The Department of Environment and Science (DES) wants visitors to Byfield National Park to respect cultural and ecological sites in the area after damage was caused by four-wheel drivers.
Acting Senior Ranger for the Queensland Parks and Wildlife Service (QPWS), Kim Fleischfresser said rangers inspected a midden at Corio Bay and discovered damage caused by a four-wheel-drive in attempting to scale the dunes.
“There is a culturally significant midden at Corio Bay where the Darumbal First Nations peoples used to gather together and eat shellfish,” Ms Fleischfresser said.
“Four-wheel-drivers illegally accessing the sand dunes have caused damage to the site.”
Ms Fleischfresser said rangers had conducted repairs and were planning further protection works with Darumbal representatives.
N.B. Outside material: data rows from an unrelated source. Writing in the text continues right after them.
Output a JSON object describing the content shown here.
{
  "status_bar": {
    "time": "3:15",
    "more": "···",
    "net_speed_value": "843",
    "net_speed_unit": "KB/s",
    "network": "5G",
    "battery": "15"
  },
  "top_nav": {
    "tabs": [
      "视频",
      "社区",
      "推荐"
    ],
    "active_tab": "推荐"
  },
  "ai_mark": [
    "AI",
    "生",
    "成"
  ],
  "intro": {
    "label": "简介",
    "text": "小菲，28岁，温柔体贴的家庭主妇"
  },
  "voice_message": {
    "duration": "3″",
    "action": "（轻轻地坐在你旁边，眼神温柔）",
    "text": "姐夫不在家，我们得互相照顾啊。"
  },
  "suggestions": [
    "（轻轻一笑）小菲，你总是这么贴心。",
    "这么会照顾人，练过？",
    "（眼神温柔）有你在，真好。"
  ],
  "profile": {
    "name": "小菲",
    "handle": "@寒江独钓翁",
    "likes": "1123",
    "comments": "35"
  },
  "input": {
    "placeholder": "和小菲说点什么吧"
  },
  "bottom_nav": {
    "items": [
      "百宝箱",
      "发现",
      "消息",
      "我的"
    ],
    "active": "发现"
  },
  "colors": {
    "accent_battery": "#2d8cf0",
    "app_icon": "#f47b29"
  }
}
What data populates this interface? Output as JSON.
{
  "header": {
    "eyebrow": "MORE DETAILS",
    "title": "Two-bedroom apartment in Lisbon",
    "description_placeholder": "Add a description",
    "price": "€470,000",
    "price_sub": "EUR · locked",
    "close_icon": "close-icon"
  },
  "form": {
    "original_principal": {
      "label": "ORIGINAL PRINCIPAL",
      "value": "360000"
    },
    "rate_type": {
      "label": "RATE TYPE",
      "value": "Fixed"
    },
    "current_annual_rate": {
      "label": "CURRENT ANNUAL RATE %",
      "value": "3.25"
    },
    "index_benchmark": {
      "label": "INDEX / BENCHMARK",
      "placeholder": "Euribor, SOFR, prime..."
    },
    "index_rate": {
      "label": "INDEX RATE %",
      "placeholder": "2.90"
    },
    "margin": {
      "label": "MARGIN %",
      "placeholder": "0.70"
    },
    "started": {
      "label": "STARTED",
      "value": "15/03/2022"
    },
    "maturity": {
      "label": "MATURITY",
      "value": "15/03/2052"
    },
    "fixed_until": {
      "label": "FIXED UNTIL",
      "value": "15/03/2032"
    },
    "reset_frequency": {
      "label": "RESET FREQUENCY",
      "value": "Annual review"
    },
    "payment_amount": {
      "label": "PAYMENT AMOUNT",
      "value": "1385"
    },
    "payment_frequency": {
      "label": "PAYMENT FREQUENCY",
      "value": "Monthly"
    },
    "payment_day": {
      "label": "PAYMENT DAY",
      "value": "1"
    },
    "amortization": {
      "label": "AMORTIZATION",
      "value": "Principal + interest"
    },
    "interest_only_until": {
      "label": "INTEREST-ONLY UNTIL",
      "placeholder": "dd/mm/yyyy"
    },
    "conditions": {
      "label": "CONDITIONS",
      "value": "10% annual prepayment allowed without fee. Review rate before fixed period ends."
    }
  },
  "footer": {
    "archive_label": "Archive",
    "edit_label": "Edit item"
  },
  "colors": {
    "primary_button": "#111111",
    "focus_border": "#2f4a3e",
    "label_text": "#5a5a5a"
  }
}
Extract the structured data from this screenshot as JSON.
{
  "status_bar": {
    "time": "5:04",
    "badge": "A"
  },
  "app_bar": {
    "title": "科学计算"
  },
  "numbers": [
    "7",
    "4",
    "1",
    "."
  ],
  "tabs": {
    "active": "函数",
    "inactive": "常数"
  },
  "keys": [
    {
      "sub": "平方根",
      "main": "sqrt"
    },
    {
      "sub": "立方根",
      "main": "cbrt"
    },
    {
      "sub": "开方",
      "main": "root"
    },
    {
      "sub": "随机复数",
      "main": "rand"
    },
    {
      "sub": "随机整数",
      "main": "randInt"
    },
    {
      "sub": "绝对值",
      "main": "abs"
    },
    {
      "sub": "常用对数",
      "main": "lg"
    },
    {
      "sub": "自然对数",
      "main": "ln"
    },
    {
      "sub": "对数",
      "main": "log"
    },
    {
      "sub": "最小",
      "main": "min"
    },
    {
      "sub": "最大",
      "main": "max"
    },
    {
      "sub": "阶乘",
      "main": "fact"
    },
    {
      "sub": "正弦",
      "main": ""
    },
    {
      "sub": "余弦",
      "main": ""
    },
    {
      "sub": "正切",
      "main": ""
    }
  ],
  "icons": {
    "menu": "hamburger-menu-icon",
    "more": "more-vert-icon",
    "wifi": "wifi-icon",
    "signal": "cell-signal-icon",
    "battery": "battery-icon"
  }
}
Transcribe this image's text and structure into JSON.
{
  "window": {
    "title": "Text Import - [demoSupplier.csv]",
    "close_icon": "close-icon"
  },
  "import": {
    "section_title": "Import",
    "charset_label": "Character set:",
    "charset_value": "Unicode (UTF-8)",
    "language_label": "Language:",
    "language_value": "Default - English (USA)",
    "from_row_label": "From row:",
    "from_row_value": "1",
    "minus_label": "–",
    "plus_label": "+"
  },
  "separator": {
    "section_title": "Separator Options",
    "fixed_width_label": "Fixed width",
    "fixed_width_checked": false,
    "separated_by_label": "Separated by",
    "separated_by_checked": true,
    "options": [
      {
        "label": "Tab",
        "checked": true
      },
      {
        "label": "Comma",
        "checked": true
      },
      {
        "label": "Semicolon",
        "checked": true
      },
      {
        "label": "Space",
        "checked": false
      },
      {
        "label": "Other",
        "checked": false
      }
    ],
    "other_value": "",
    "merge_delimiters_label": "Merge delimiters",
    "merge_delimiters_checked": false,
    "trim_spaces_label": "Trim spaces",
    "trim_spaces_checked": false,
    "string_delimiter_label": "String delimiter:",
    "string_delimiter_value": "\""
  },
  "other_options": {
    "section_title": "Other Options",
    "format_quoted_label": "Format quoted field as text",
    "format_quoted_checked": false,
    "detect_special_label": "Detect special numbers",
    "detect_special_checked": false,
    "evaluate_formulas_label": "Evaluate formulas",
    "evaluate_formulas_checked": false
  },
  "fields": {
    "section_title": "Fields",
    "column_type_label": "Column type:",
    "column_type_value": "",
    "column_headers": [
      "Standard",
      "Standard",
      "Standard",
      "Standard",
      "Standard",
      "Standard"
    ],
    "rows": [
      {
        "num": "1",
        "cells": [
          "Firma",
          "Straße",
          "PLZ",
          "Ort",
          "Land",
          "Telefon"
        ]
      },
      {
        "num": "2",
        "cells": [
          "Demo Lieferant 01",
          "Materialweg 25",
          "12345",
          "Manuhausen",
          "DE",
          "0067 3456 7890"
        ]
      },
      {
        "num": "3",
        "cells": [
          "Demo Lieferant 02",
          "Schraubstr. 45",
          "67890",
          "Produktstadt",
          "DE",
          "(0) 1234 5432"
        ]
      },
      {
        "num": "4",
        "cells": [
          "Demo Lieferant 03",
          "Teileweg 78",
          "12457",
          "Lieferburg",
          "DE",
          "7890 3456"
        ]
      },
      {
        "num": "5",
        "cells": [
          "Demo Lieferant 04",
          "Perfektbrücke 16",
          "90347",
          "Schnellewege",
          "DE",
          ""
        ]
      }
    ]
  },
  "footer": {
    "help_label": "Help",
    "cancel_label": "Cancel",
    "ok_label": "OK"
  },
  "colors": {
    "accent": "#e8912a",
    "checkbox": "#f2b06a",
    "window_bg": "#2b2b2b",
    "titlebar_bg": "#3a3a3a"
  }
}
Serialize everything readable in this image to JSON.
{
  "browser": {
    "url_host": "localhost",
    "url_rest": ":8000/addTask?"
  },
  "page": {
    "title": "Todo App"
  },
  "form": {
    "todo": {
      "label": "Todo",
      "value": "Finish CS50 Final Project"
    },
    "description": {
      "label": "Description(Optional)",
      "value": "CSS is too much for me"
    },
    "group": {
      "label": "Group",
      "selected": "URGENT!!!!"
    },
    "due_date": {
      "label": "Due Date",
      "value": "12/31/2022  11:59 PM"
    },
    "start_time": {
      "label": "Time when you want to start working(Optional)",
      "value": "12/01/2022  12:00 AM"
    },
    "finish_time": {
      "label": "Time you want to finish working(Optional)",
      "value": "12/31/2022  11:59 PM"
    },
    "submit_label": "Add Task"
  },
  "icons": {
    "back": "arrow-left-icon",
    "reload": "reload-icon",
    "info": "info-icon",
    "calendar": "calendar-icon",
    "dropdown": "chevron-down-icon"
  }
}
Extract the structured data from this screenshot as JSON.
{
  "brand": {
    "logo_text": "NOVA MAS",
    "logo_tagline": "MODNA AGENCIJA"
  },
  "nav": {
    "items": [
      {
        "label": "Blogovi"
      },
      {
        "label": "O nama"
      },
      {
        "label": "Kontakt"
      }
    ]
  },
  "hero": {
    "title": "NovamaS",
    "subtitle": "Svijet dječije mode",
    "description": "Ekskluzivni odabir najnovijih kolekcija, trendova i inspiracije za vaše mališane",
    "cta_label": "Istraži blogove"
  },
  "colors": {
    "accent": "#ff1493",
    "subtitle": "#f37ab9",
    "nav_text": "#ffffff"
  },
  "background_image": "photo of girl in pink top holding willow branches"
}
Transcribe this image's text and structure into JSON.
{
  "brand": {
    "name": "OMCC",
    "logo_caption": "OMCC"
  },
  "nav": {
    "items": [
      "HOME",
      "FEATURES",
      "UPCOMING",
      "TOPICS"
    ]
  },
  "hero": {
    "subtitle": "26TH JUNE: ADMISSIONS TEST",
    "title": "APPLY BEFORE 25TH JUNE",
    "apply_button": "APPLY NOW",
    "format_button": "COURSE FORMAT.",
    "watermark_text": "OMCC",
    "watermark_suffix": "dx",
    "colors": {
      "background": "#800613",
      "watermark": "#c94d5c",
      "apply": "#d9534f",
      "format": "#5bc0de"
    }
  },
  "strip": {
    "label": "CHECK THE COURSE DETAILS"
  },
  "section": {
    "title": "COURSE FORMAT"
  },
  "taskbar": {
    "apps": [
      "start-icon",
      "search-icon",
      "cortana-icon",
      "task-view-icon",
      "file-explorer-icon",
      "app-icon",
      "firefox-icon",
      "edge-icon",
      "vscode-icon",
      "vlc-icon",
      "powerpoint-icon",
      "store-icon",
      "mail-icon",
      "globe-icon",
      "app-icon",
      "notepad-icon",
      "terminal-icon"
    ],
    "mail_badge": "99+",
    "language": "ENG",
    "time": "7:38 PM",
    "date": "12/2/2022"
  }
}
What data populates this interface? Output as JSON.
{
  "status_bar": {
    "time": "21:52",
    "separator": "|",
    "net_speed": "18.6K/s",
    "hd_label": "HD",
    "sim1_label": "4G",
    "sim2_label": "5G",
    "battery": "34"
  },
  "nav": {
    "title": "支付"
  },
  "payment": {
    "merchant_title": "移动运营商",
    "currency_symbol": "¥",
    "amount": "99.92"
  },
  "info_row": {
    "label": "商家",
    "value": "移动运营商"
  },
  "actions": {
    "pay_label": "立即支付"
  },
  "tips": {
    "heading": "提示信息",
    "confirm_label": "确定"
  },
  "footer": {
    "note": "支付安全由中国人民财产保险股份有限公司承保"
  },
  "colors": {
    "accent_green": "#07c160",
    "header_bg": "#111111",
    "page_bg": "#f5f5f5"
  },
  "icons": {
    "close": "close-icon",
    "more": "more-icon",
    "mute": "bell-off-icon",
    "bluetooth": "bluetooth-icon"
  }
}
“The protection of cultural and spiritual landscapes in Queensland is vital for our First Nations peoples and the QPWS helps to care for culture in Byfield National Park,” she said.
“The vehicles also caused serious damage to dune vegetation, which can create or exacerbate erosion issues by damaging sensitive vegetation that stabilises the dunes.”
The Acting Senior Ranger said four-wheel-drives could also have an impact on marine turtle and shorebirds nesting in the fore-dunes, destroying their eggs.
Mr Fleischfresser warned that rangers conducted regular patrols of the area to educate the public and, if necessary, issue penalty infringement notices.
She said Byfield National Park was home to huge sand dunes, beautiful coastal scenery, rainforest areas, rugged mountains and ancient cycads.
“There are a plenty of activities people can do in the park, including camping, fishing and walking,” Mr Fleischfresser said.
People can also use four-wheel-drives in the park, but their vehicles must be registered and drivers must be licensed,” she said.